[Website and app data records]
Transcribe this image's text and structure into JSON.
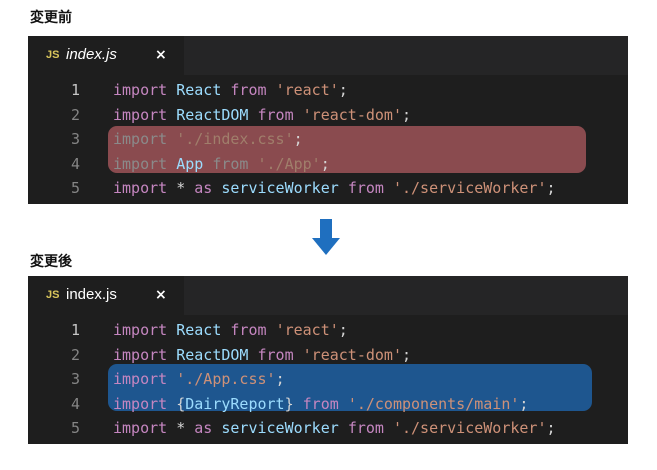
{
  "before": {
    "heading": "変更前",
    "tab": {
      "badge": "JS",
      "name": "index.js",
      "close": "×"
    },
    "lines": [
      {
        "num": "1",
        "parts": [
          "import",
          " ",
          "React",
          " ",
          "from",
          " ",
          "'react'",
          ";"
        ]
      },
      {
        "num": "2",
        "parts": [
          "import",
          " ",
          "ReactDOM",
          " ",
          "from",
          " ",
          "'react-dom'",
          ";"
        ]
      },
      {
        "num": "3",
        "parts": [
          "import",
          " ",
          "'./index.css'",
          ";"
        ]
      },
      {
        "num": "4",
        "parts": [
          "import",
          " ",
          "App",
          " ",
          "from",
          " ",
          "'./App'",
          ";"
        ]
      },
      {
        "num": "5",
        "parts": [
          "import",
          " ",
          "*",
          " ",
          "as",
          " ",
          "serviceWorker",
          " ",
          "from",
          " ",
          "'./serviceWorker'",
          ";"
        ]
      }
    ]
  },
  "after": {
    "heading": "変更後",
    "tab": {
      "badge": "JS",
      "name": "index.js",
      "close": "×"
    },
    "lines": [
      {
        "num": "1",
        "parts": [
          "import",
          " ",
          "React",
          " ",
          "from",
          " ",
          "'react'",
          ";"
        ]
      },
      {
        "num": "2",
        "parts": [
          "import",
          " ",
          "ReactDOM",
          " ",
          "from",
          " ",
          "'react-dom'",
          ";"
        ]
      },
      {
        "num": "3",
        "parts": [
          "import",
          " ",
          "'./App.css'",
          ";"
        ]
      },
      {
        "num": "4",
        "parts": [
          "import",
          " ",
          "{DairyReport}",
          " ",
          "from",
          " ",
          "'./components/main'",
          ";"
        ]
      },
      {
        "num": "5",
        "parts": [
          "import",
          " ",
          "*",
          " ",
          "as",
          " ",
          "serviceWorker",
          " ",
          "from",
          " ",
          "'./serviceWorker'",
          ";"
        ]
      }
    ]
  },
  "colors": {
    "editor_bg": "#1e1e1e",
    "tabbar_bg": "#252526",
    "before_highlight": "#a9595d",
    "after_highlight": "#1f5a96",
    "arrow": "#1f6fbf",
    "keyword": "#c586c0",
    "identifier": "#9cdcfe",
    "string": "#ce9178",
    "js_badge": "#d9c65c"
  },
  "icons": {
    "arrow": "arrow-down-icon",
    "close": "close-icon",
    "js": "javascript-file-icon"
  }
}
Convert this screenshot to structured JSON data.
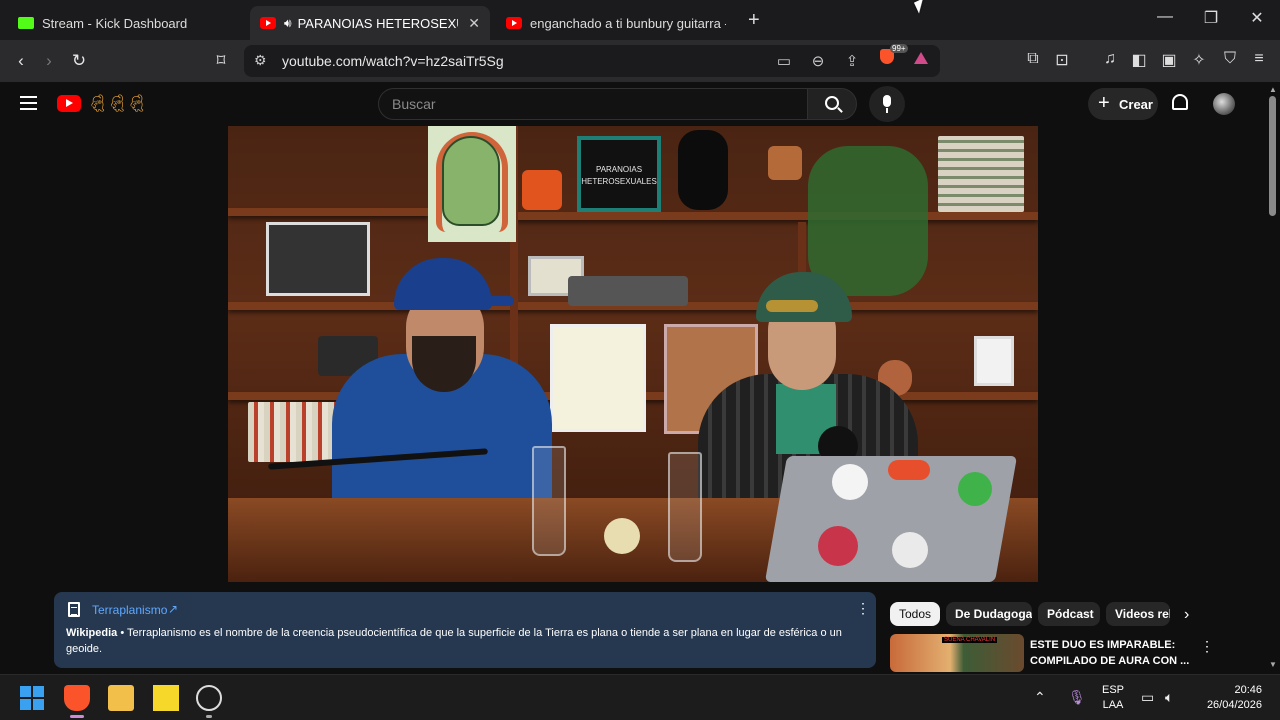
{
  "browser": {
    "tabs": [
      {
        "title": "Stream - Kick Dashboard",
        "favicon": "kick-icon",
        "active": false
      },
      {
        "title": "PARANOIAS HETEROSEXUALES",
        "favicon": "youtube-icon",
        "active": true,
        "audio": true
      },
      {
        "title": "enganchado a ti bunbury guitarra - Y",
        "favicon": "youtube-icon",
        "active": false
      }
    ],
    "new_tab": "+",
    "url": "youtube.com/watch?v=hz2saiTr5Sg",
    "shield_badge": "99+"
  },
  "youtube": {
    "search_placeholder": "Buscar",
    "create_label": "Crear",
    "video": {
      "sign_text": "PARANOIAS HETEROSEXUALES"
    },
    "info_panel": {
      "topic": "Terraplanismo",
      "ext_arrow": "↗",
      "source": "Wikipedia",
      "separator": "•",
      "text": "Terraplanismo es el nombre de la creencia pseudocientífica de que la superficie de la Tierra es plana o tiende a ser plana en lugar de esférica o un geoide."
    },
    "chips": [
      "Todos",
      "De Dudagoga",
      "Pódcast",
      "Videos rela"
    ],
    "related": {
      "title": "ESTE DUO ES IMPARABLE: COMPILADO DE AURA CON ...",
      "thumb_badge": "SUENA CHAVALIN"
    }
  },
  "taskbar": {
    "lang_1": "ESP",
    "lang_2": "LAA",
    "time": "20:46",
    "date": "26/04/2026"
  },
  "colors": {
    "yt_red": "#ff0000",
    "info_bg": "#263850",
    "link_blue": "#5ea8ff",
    "kick_green": "#53fc18"
  }
}
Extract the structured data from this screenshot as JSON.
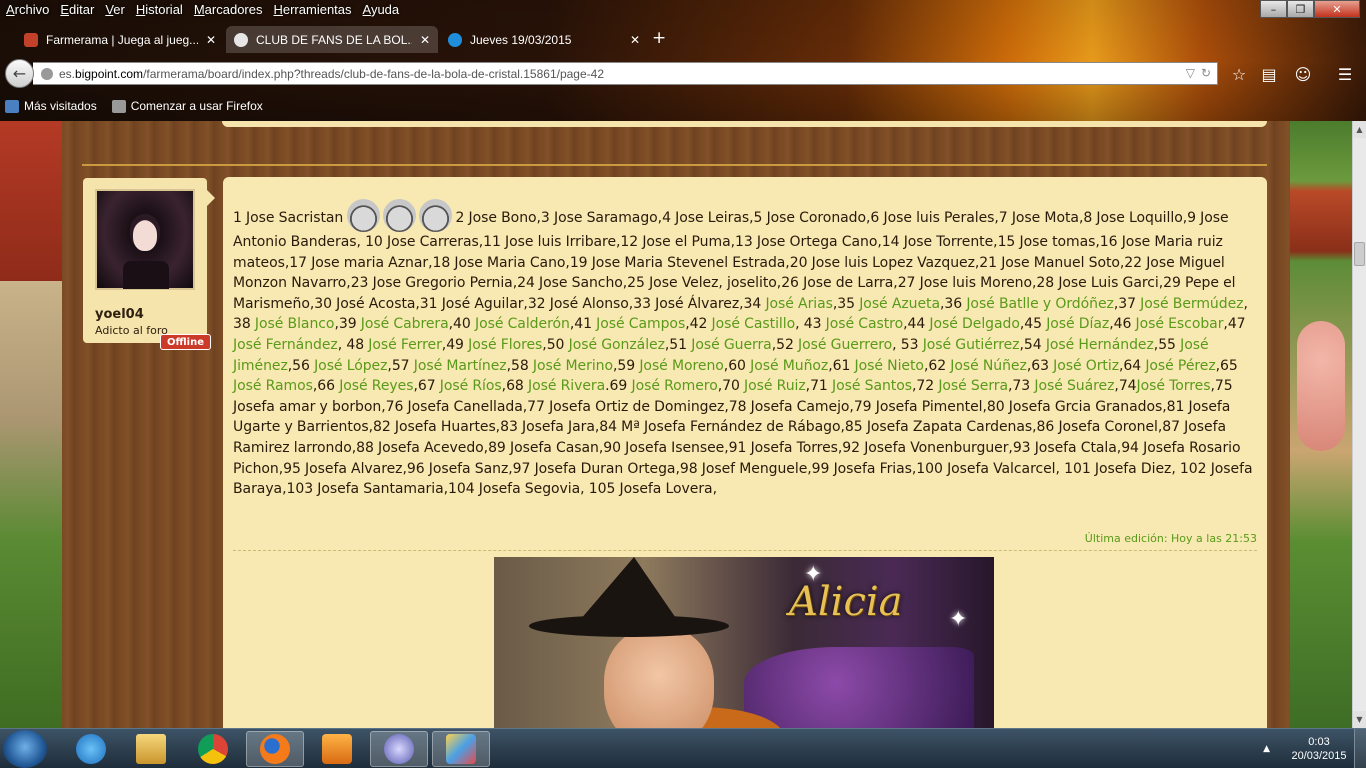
{
  "menubar": {
    "items": [
      "Archivo",
      "Editar",
      "Ver",
      "Historial",
      "Marcadores",
      "Herramientas",
      "Ayuda"
    ]
  },
  "window_controls": {
    "minimize": "–",
    "maximize": "❐",
    "close": "✕"
  },
  "tabs": [
    {
      "title": "Farmerama | Juega al jueg...",
      "close": "✕"
    },
    {
      "title": "CLUB DE FANS DE LA BOL...",
      "close": "✕"
    },
    {
      "title": "Jueves 19/03/2015",
      "close": "✕"
    }
  ],
  "new_tab_label": "+",
  "urlbar": {
    "prefix": "es.",
    "host": "bigpoint.com",
    "path": "/farmerama/board/index.php?threads/club-de-fans-de-la-bola-de-cristal.15861/page-42"
  },
  "bookmarks": [
    {
      "label": "Más visitados"
    },
    {
      "label": "Comenzar a usar Firefox"
    }
  ],
  "post": {
    "user": {
      "name": "yoel04",
      "title": "Adicto al foro",
      "status": "Offline"
    },
    "last_edit": "Última edición: Hoy a las 21:53",
    "image_title": "Alicia",
    "intro": "1 Jose Sacristan",
    "text_a": "2 Jose Bono,3 Jose Saramago,4 Jose Leiras,5 Jose Coronado,6 Jose luis Perales,7 Jose Mota,8 Jose Loquillo,9 Jose Antonio Banderas, 10 Jose Carreras,11 Jose luis Irribare,12 Jose el Puma,13 Jose Ortega Cano,14 Jose Torrente,15 Jose tomas,16 Jose Maria ruiz mateos,17 Jose maria Aznar,18 Jose Maria Cano,19 Jose Maria Stevenel Estrada,20 Jose luis Lopez Vazquez,21 Jose Manuel Soto,22 Jose Miguel Monzon Navarro,23 Jose Gregorio Pernia,24 Jose Sancho,25 Jose Velez, joselito,26 Jose de Larra,27 Jose luis Moreno,28 Jose Luis Garci,29 Pepe el Marismeño,30 José Acosta,31 José Aguilar,32 José Alonso,33 José Álvarez,34 ",
    "links": [
      {
        "pre": "",
        "name": "José Arias"
      },
      {
        "pre": ",35 ",
        "name": "José Azueta"
      },
      {
        "pre": ",36 ",
        "name": "José Batlle y Ordóñez"
      },
      {
        "pre": ",37 ",
        "name": "José Bermúdez"
      },
      {
        "pre": ", 38 ",
        "name": "José Blanco"
      },
      {
        "pre": ",39 ",
        "name": "José Cabrera"
      },
      {
        "pre": ",40 ",
        "name": "José Calderón"
      },
      {
        "pre": ",41 ",
        "name": "José Campos"
      },
      {
        "pre": ",42 ",
        "name": "José Castillo"
      },
      {
        "pre": ", 43 ",
        "name": "José Castro"
      },
      {
        "pre": ",44 ",
        "name": "José Delgado"
      },
      {
        "pre": ",45 ",
        "name": "José Díaz"
      },
      {
        "pre": ",46 ",
        "name": "José Escobar"
      },
      {
        "pre": ",47 ",
        "name": "José Fernández"
      },
      {
        "pre": ", 48 ",
        "name": "José Ferrer"
      },
      {
        "pre": ",49 ",
        "name": "José Flores"
      },
      {
        "pre": ",50 ",
        "name": "José González"
      },
      {
        "pre": ",51 ",
        "name": "José Guerra"
      },
      {
        "pre": ",52 ",
        "name": "José Guerrero"
      },
      {
        "pre": ", 53 ",
        "name": "José Gutiérrez"
      },
      {
        "pre": ",54 ",
        "name": "José Hernández"
      },
      {
        "pre": ",55 ",
        "name": "José Jiménez"
      },
      {
        "pre": ",56 ",
        "name": "José López"
      },
      {
        "pre": ",57 ",
        "name": "José Martínez"
      },
      {
        "pre": ",58 ",
        "name": "José Merino"
      },
      {
        "pre": ",59 ",
        "name": "José Moreno"
      },
      {
        "pre": ",60 ",
        "name": "José Muñoz"
      },
      {
        "pre": ",61 ",
        "name": "José Nieto"
      },
      {
        "pre": ",62 ",
        "name": "José Núñez"
      },
      {
        "pre": ",63 ",
        "name": "José Ortiz"
      },
      {
        "pre": ",64 ",
        "name": "José Pérez"
      },
      {
        "pre": ",65 ",
        "name": "José Ramos"
      },
      {
        "pre": ",66 ",
        "name": "José Reyes"
      },
      {
        "pre": ",67 ",
        "name": "José Ríos"
      },
      {
        "pre": ",68 ",
        "name": "José Rivera"
      },
      {
        "pre": ".69 ",
        "name": "José Romero"
      },
      {
        "pre": ",70 ",
        "name": "José Ruiz"
      },
      {
        "pre": ",71 ",
        "name": "José Santos"
      },
      {
        "pre": ",72 ",
        "name": "José Serra"
      },
      {
        "pre": ",73 ",
        "name": "José Suárez"
      },
      {
        "pre": ",74",
        "name": "José Torres"
      }
    ],
    "text_b": ",75 Josefa amar y borbon,76 Josefa Canellada,77 Josefa Ortiz de Domingez,78 Josefa Camejo,79 Josefa Pimentel,80 Josefa Grcia Granados,81 Josefa Ugarte y Barrientos,82 Josefa Huartes,83 Josefa Jara,84 Mª Josefa Fernández de Rábago,85 Josefa Zapata Cardenas,86 Josefa Coronel,87 Josefa Ramirez larrondo,88 Josefa Acevedo,89 Josefa Casan,90 Josefa Isensee,91 Josefa Torres,92 Josefa Vonenburguer,93 Josefa Ctala,94 Josefa Rosario Pichon,95 Josefa Alvarez,96 Josefa Sanz,97 Josefa Duran Ortega,98 Josef Menguele,99 Josefa Frias,100 Josefa Valcarcel, 101 Josefa Diez, 102 Josefa Baraya,103 Josefa Santamaria,104 Josefa Segovia, 105 Josefa Lovera,"
  },
  "taskbar": {
    "time": "0:03",
    "date": "20/03/2015"
  },
  "colors": {
    "link": "#5a9a1a",
    "post_bg": "#f8e8b2",
    "offline": "#cc3a2a"
  }
}
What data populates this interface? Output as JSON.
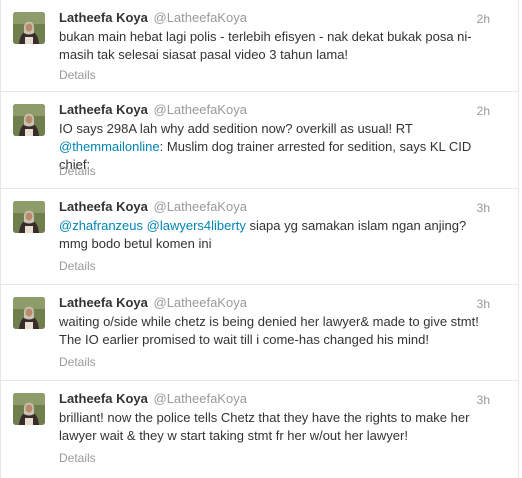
{
  "tweets": [
    {
      "fullname": "Latheefa Koya",
      "username": "@LatheefaKoya",
      "time": "2h",
      "parts": [
        {
          "type": "text",
          "value": "bukan main hebat lagi polis - terlebih efisyen - nak dekat bukak posa ni- masih tak selesai siasat pasal video 3 tahun lama!"
        }
      ],
      "details": "Details"
    },
    {
      "fullname": "Latheefa Koya",
      "username": "@LatheefaKoya",
      "time": "2h",
      "parts": [
        {
          "type": "text",
          "value": "IO says 298A lah why add sedition now? overkill as usual! RT "
        },
        {
          "type": "mention",
          "value": "@themmailonline"
        },
        {
          "type": "text",
          "value": ": Muslim dog trainer arrested for sedition, says KL CID chief:"
        }
      ],
      "details": "Details"
    },
    {
      "fullname": "Latheefa Koya",
      "username": "@LatheefaKoya",
      "time": "3h",
      "parts": [
        {
          "type": "mention",
          "value": "@zhafranzeus"
        },
        {
          "type": "text",
          "value": " "
        },
        {
          "type": "mention",
          "value": "@lawyers4liberty"
        },
        {
          "type": "text",
          "value": " siapa yg samakan islam ngan anjing? mmg bodo betul komen ini"
        }
      ],
      "details": "Details"
    },
    {
      "fullname": "Latheefa Koya",
      "username": "@LatheefaKoya",
      "time": "3h",
      "parts": [
        {
          "type": "text",
          "value": "waiting o/side while chetz is being denied her lawyer& made to give stmt! The IO earlier promised to wait till i come-has changed his mind!"
        }
      ],
      "details": "Details"
    },
    {
      "fullname": "Latheefa Koya",
      "username": "@LatheefaKoya",
      "time": "3h",
      "parts": [
        {
          "type": "text",
          "value": "brilliant! now the police tells Chetz that they have the rights to make her lawyer wait & they w start taking stmt fr her w/out her lawyer!"
        }
      ],
      "details": "Details"
    }
  ],
  "colors": {
    "link": "#0084b4",
    "muted": "#999999",
    "text": "#333333"
  },
  "icons": {
    "avatar": "profile-photo"
  }
}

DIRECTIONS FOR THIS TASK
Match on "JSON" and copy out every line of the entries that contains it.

RESPONSE BOX
Transcribe this image's text and structure into JSON.
Convert this screenshot to structured JSON data.
Extract the structured data from this screenshot as JSON.
What data populates this interface? Output as JSON.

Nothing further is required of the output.